This stacked chest is made of paulownia wood covered with cut rice paper then oiled. This wood is quite light, known to withstand temperature changes, and is heavily grained but the grain is without contrast in coloration so it could be quite dull. Covering this stacked chest with pieces of delicate rice paper and decorating the small door panels with painting then coating the entire piece with perilla oil was a brilliant move to make this otherwise subdued piece of furniture stand out. With age, the colorful paintings on the doors have become muted, the designs hard to recognize. The varied colors of the cut paper on this stacked chest, however, give it a very arresting look. The original simple iron lock-plates and hinges complement this aged piece. The bottom unit ends with angular scrolled feet.

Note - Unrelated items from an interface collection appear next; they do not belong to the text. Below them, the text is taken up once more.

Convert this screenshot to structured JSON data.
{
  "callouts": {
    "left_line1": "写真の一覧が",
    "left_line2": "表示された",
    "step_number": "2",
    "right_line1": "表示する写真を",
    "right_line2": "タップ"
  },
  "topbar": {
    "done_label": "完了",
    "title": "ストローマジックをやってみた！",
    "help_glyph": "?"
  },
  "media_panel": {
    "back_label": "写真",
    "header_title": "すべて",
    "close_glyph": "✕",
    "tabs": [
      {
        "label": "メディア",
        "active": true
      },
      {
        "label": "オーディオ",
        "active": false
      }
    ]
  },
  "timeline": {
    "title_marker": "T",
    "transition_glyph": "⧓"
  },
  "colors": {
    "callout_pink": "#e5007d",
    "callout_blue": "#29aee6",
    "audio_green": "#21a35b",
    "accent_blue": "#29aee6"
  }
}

Painted oil paper covered furniture is quite rare. It was labor-intensive and was done usually on a chest given away as a wedding present for the bride to keep her small clothing items such as socks and clothing wraps. The light paulownia wood makes it easy to move around. However, such delicate pieces were hard to survive the many wars and conflicts Korea faced in its history. This painted rice paper chest is certified as rare by a Korean Professor of Korean History and Antiquity in the 1900s.